Every year on World Teachers' Day, we celebrate educators and the central role they play in providing children everywhere with a quality education. Today, as the global community comes together around the new 2030 Agenda for Sustainable Development Goals, the role teachers play has never have been more important.

The new global education goal, SDG 4 which is at the heart of the Education 2030 Agenda, calls for "inclusive and equitable quality education and promote lifelong learning opportunities for all". Realising this goal is critical to achieving all our global development targets – for strong societies depend on well-educated citizens and a well-trained workforce. But we can only realize this agenda if we invest in recruiting, supporting, and empowering teachers.


The Secretary-General's message on World Habitat Day


5 October 2015 - Each year on World Habitat Day, we reflect on the state of human settlements and on what we want the cities of the future to look like.

This year’s observance follows the adoption of the 2030 Agenda for Sustainable Development – an inspiring new framework that will guide our efforts to end poverty and ensure prosperity for all on a healthy planet.  

The new Sustainable Development Goals – which include SDG-11 to “make cities and human settlements inclusive, safe, resilient and sustainable” – represent a broad international consensus that recognizes sustainable urban development as a transformational approach. As part of an integrated agenda, cities and human settlements have an important role to play across the entire spectrum of the 2030 Agenda.


The Secretary-General's message on The International Day of Older Persons

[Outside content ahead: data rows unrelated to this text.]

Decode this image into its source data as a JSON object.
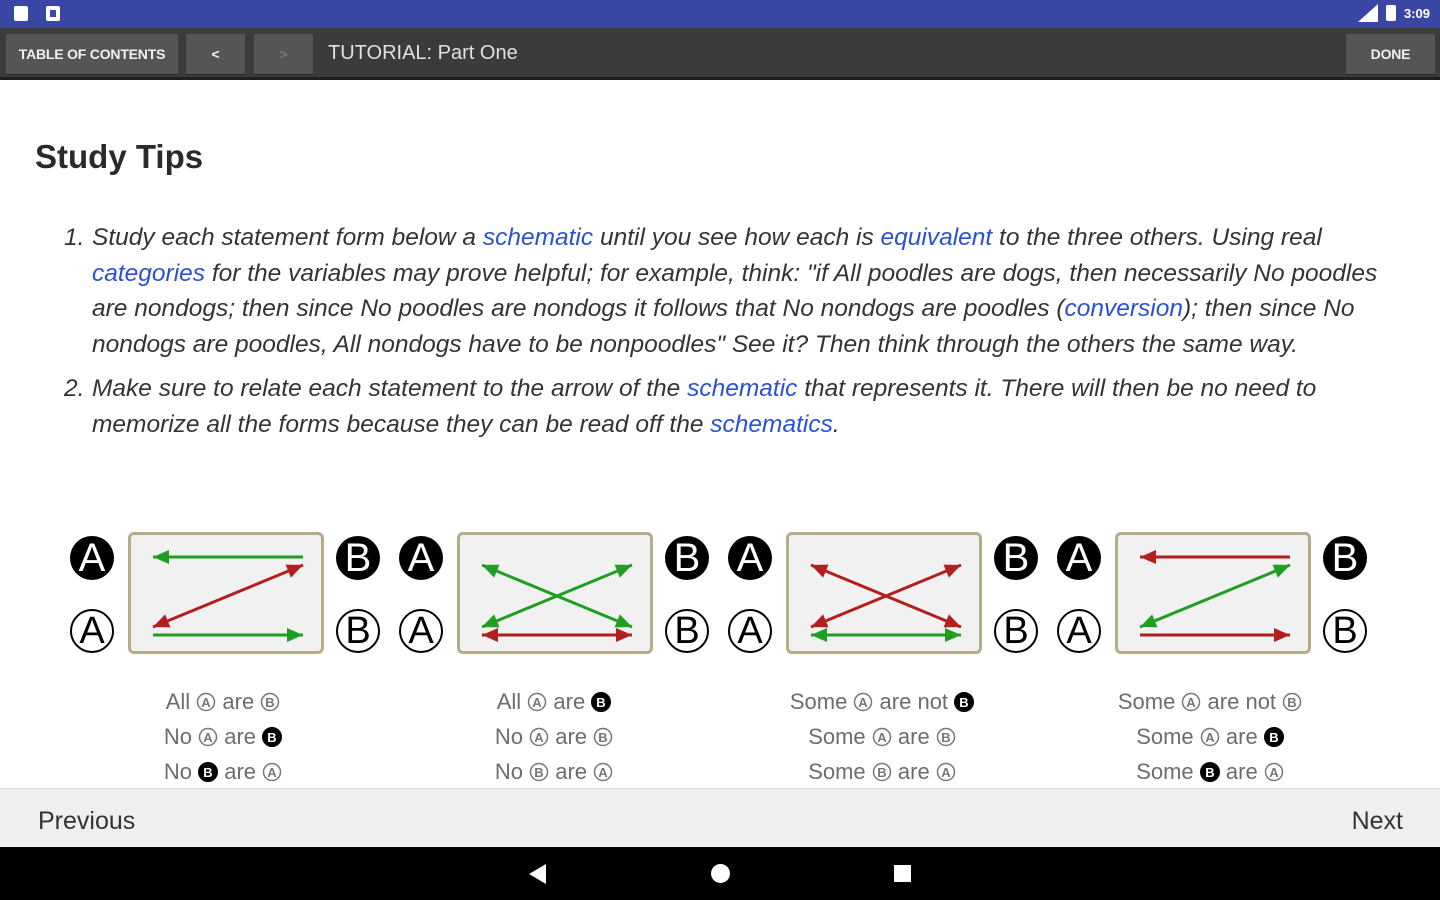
{
  "status_bar": {
    "time": "3:09"
  },
  "toolbar": {
    "toc_label": "TABLE OF CONTENTS",
    "back_label": "<",
    "forward_label": ">",
    "title": "TUTORIAL: Part One",
    "done_label": "DONE"
  },
  "page": {
    "title": "Study Tips",
    "tips": [
      {
        "number": "1.",
        "segments": [
          {
            "text": "Study each statement form below a ",
            "link": false
          },
          {
            "text": "schematic",
            "link": true
          },
          {
            "text": " until you see how each is ",
            "link": false
          },
          {
            "text": "equivalent",
            "link": true
          },
          {
            "text": " to the three others. Using real ",
            "link": false
          },
          {
            "text": "categories",
            "link": true
          },
          {
            "text": " for the variables may prove helpful; for example, think: \"if All poodles are dogs, then necessarily No poodles are nondogs; then since No poodles are nondogs it follows that No nondogs are poodles (",
            "link": false
          },
          {
            "text": "conversion",
            "link": true
          },
          {
            "text": "); then since No nondogs are poodles, All nondogs have to be nonpoodles\" See it? Then think through the others the same way.",
            "link": false
          }
        ]
      },
      {
        "number": "2.",
        "segments": [
          {
            "text": "Make sure to relate each statement to the arrow of the ",
            "link": false
          },
          {
            "text": "schematic",
            "link": true
          },
          {
            "text": " that represents it. There will then be no need to memorize all the forms because they can be read off the ",
            "link": false
          },
          {
            "text": "schematics",
            "link": true
          },
          {
            "text": ".",
            "link": false
          }
        ]
      }
    ]
  },
  "schematics": [
    {
      "labels": {
        "top_left": "A",
        "bottom_left": "A",
        "top_right": "B",
        "bottom_right": "B"
      },
      "arrows": [
        {
          "kind": "top-left",
          "color": "#1f9e22"
        },
        {
          "kind": "diag-up",
          "color": "#b21f1f"
        },
        {
          "kind": "bottom-right",
          "color": "#1f9e22"
        }
      ],
      "captions": [
        [
          {
            "t": "All "
          },
          {
            "c": "A",
            "o": true
          },
          {
            "t": " are "
          },
          {
            "c": "B",
            "o": true
          }
        ],
        [
          {
            "t": "No "
          },
          {
            "c": "A",
            "o": true
          },
          {
            "t": " are "
          },
          {
            "c": "B",
            "o": false
          }
        ],
        [
          {
            "t": "No "
          },
          {
            "c": "B",
            "o": false
          },
          {
            "t": " are "
          },
          {
            "c": "A",
            "o": true
          }
        ]
      ]
    },
    {
      "labels": {
        "top_left": "A",
        "bottom_left": "A",
        "top_right": "B",
        "bottom_right": "B"
      },
      "arrows": [
        {
          "kind": "diag-down",
          "color": "#1f9e22"
        },
        {
          "kind": "diag-up",
          "color": "#1f9e22"
        },
        {
          "kind": "bottom-both",
          "color": "#b21f1f"
        }
      ],
      "captions": [
        [
          {
            "t": "All "
          },
          {
            "c": "A",
            "o": true
          },
          {
            "t": " are "
          },
          {
            "c": "B",
            "o": false
          }
        ],
        [
          {
            "t": "No "
          },
          {
            "c": "A",
            "o": true
          },
          {
            "t": " are "
          },
          {
            "c": "B",
            "o": true
          }
        ],
        [
          {
            "t": "No "
          },
          {
            "c": "B",
            "o": true
          },
          {
            "t": " are "
          },
          {
            "c": "A",
            "o": true
          }
        ]
      ]
    },
    {
      "labels": {
        "top_left": "A",
        "bottom_left": "A",
        "top_right": "B",
        "bottom_right": "B"
      },
      "arrows": [
        {
          "kind": "diag-down",
          "color": "#b21f1f"
        },
        {
          "kind": "diag-up",
          "color": "#b21f1f"
        },
        {
          "kind": "bottom-both",
          "color": "#1f9e22"
        }
      ],
      "captions": [
        [
          {
            "t": "Some "
          },
          {
            "c": "A",
            "o": true
          },
          {
            "t": " are not "
          },
          {
            "c": "B",
            "o": false
          }
        ],
        [
          {
            "t": "Some "
          },
          {
            "c": "A",
            "o": true
          },
          {
            "t": " are "
          },
          {
            "c": "B",
            "o": true
          }
        ],
        [
          {
            "t": "Some "
          },
          {
            "c": "B",
            "o": true
          },
          {
            "t": " are "
          },
          {
            "c": "A",
            "o": true
          }
        ]
      ]
    },
    {
      "labels": {
        "top_left": "A",
        "bottom_left": "A",
        "top_right": "B",
        "bottom_right": "B"
      },
      "arrows": [
        {
          "kind": "top-left",
          "color": "#b21f1f"
        },
        {
          "kind": "diag-up",
          "color": "#1f9e22"
        },
        {
          "kind": "bottom-right",
          "color": "#b21f1f"
        }
      ],
      "captions": [
        [
          {
            "t": "Some "
          },
          {
            "c": "A",
            "o": true
          },
          {
            "t": " are not "
          },
          {
            "c": "B",
            "o": true
          }
        ],
        [
          {
            "t": "Some "
          },
          {
            "c": "A",
            "o": true
          },
          {
            "t": " are "
          },
          {
            "c": "B",
            "o": false
          }
        ],
        [
          {
            "t": "Some "
          },
          {
            "c": "B",
            "o": false
          },
          {
            "t": " are "
          },
          {
            "c": "A",
            "o": true
          }
        ]
      ]
    }
  ],
  "bottom_nav": {
    "previous_label": "Previous",
    "next_label": "Next"
  },
  "icons": {
    "status_left": [
      "sim-card-icon",
      "notification-icon"
    ],
    "status_right": [
      "signal-icon",
      "battery-icon"
    ],
    "system_nav": [
      "back-icon",
      "home-icon",
      "recents-icon"
    ]
  },
  "colors": {
    "status_bar": "#3a46a3",
    "toolbar": "#3b3b3b",
    "link": "#2c4fd8",
    "green_arrow": "#1f9e22",
    "red_arrow": "#b21f1f"
  }
}
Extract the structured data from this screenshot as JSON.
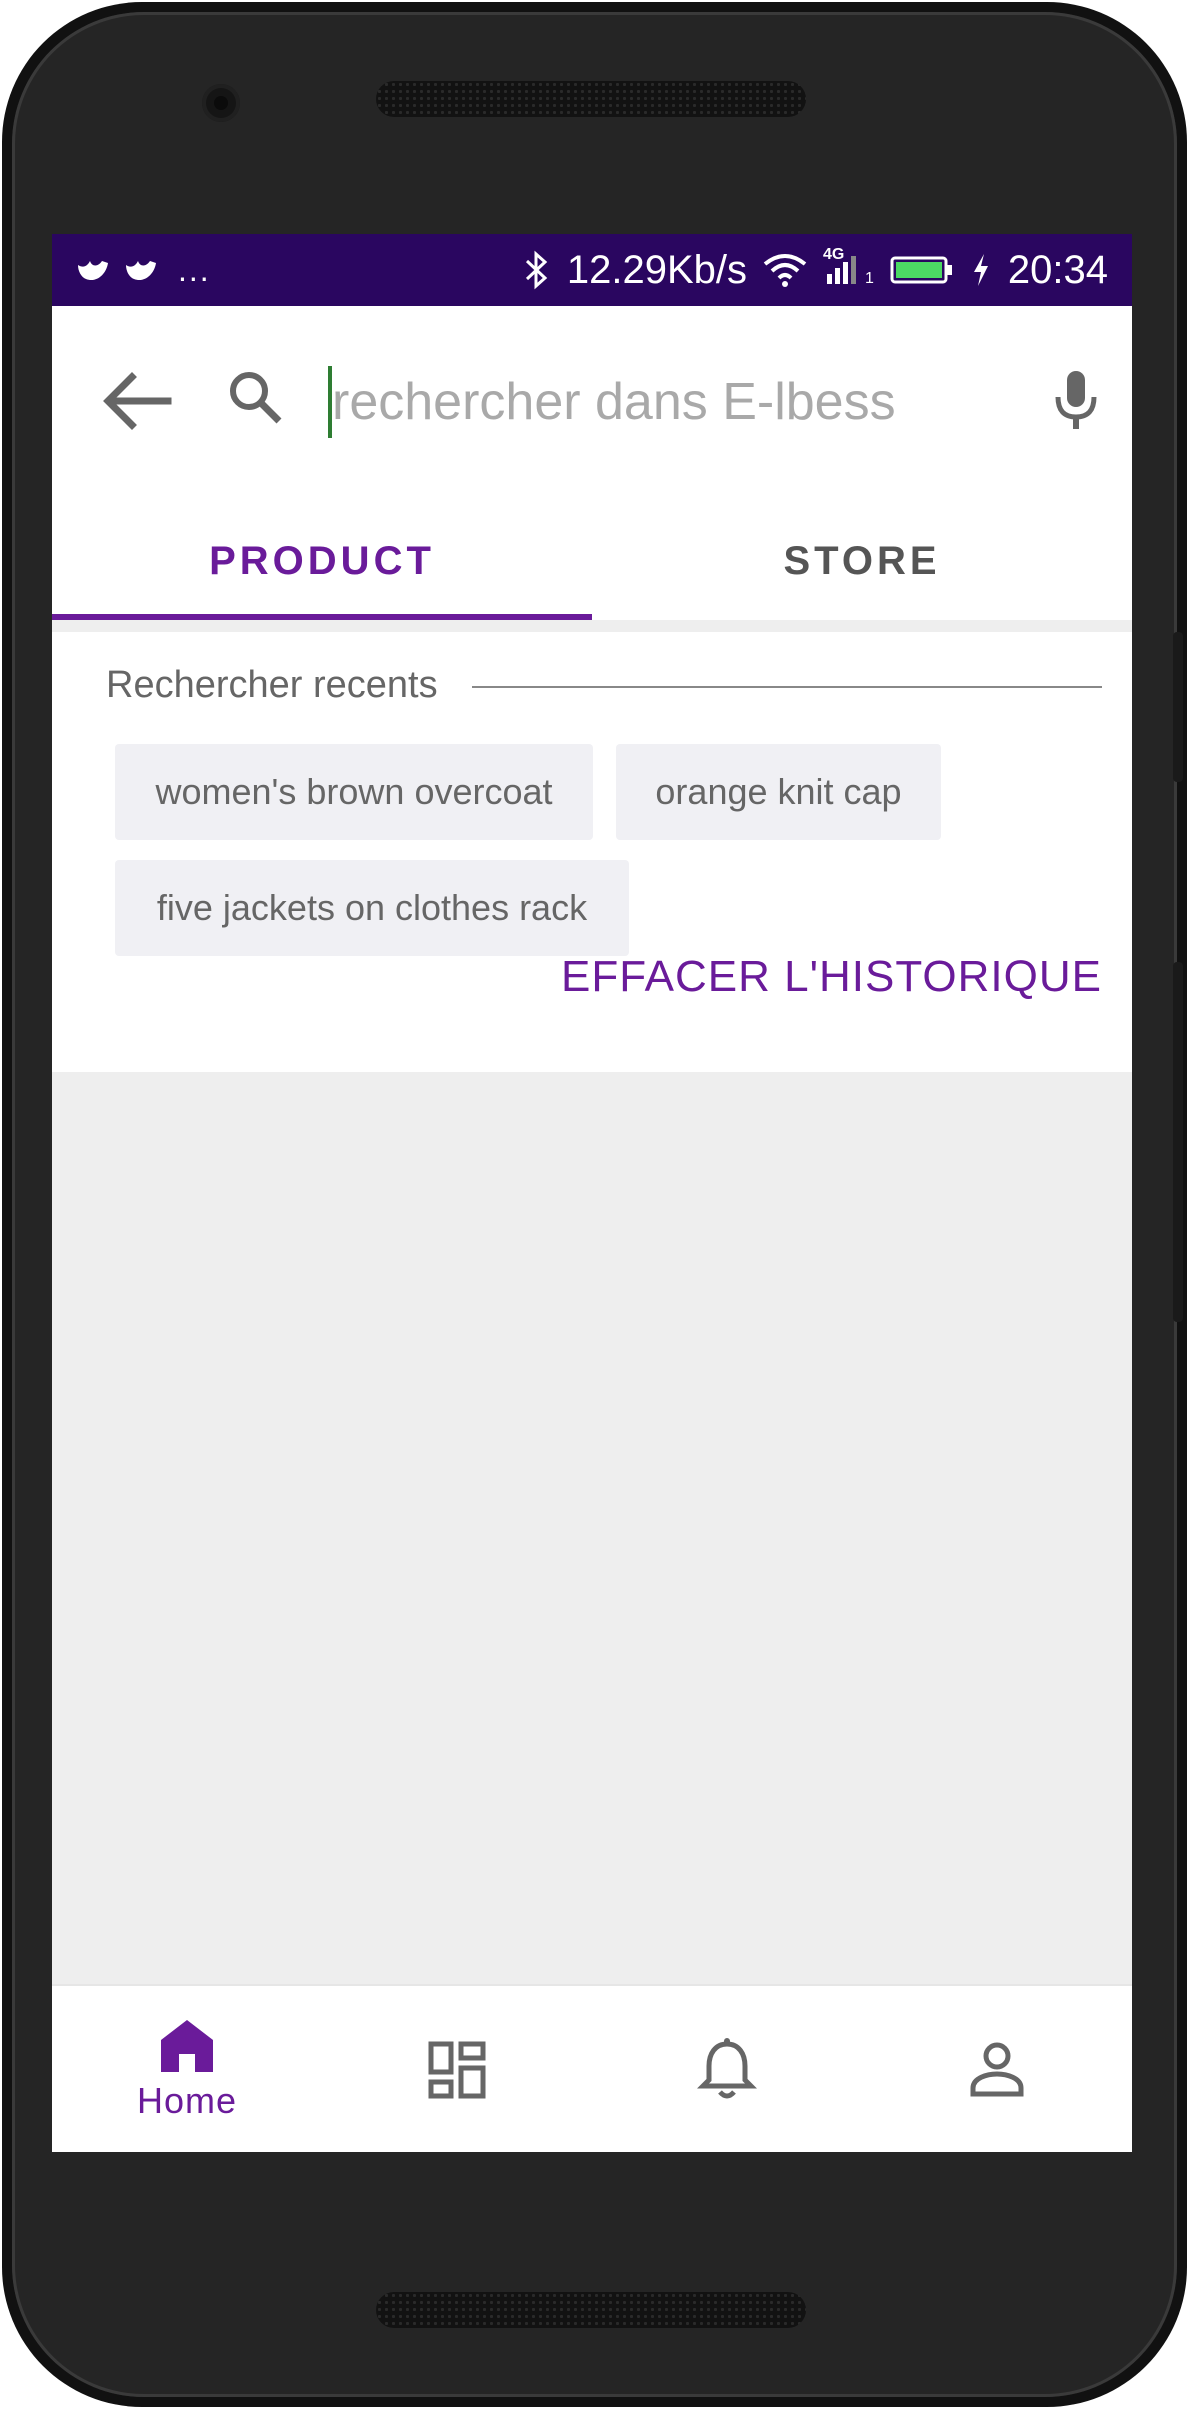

1 October 2015 - On the 25th anniversary of the International Day of Older Persons, we recognize that older persons are an enormous asset to society and make a significant contribution to global development.

On September 25 at United Nations Headquarters in New York, Heads of State and governments committed themselves to building a sustainable world where no one, regardless of their age or gender, is left behind. In implementing the newly adopted 2030 Agenda for Sustainable Development, we must account for the demographic changes of the next 15 years. These will have a direct bearing on the achievement of the Sustainable Development Goals.


Remarks by the Secretary-General at summit for the adoption of the Post-2015 Development Agenda


New York, 25 September 2015

Esteemed co-Chairs of this post-2015 Summit,
Mr. President of the General Assembly,
Distinguished Heads of State and Government,
Distinguished guests,
Ladies and Gentlemen,

We have reached a defining moment in human history.

The people of the world have asked us to shine a light on a future of promise and opportunity.

Member States have responded with the 2030 Agenda for Sustainable Development.

The new agenda is a promise by leaders to all people everywhere.

It is a universal, integrated and transformative vision for a better world.

It is an agenda for people, to end poverty in all its forms.

An agenda for the planet, our common home.

An agenda for shared prosperity, peace and partnership.

It conveys the urgency of climate action.

It is rooted in gender equality and respect for the rights of all.

Above all, it pledges to leave no one behind.  


The Secretary-General's message on The International Day of Peace 2015


21 September 2015 - This year's International Day of Peace comes at a time of deadly violence and destabilizing conflicts around the world. Rather than succumbing to despair, we have a collective responsibility to demand an end to the brutality and impunity that prevail.

I call on all warring parties to lay down their weapons and observe a global ceasefire. To them I say: stop the killings and the destruction, and create space for lasting peace.

Although it may seem hopelessly distant, the dream of peace pulses in the lives of people everywhere.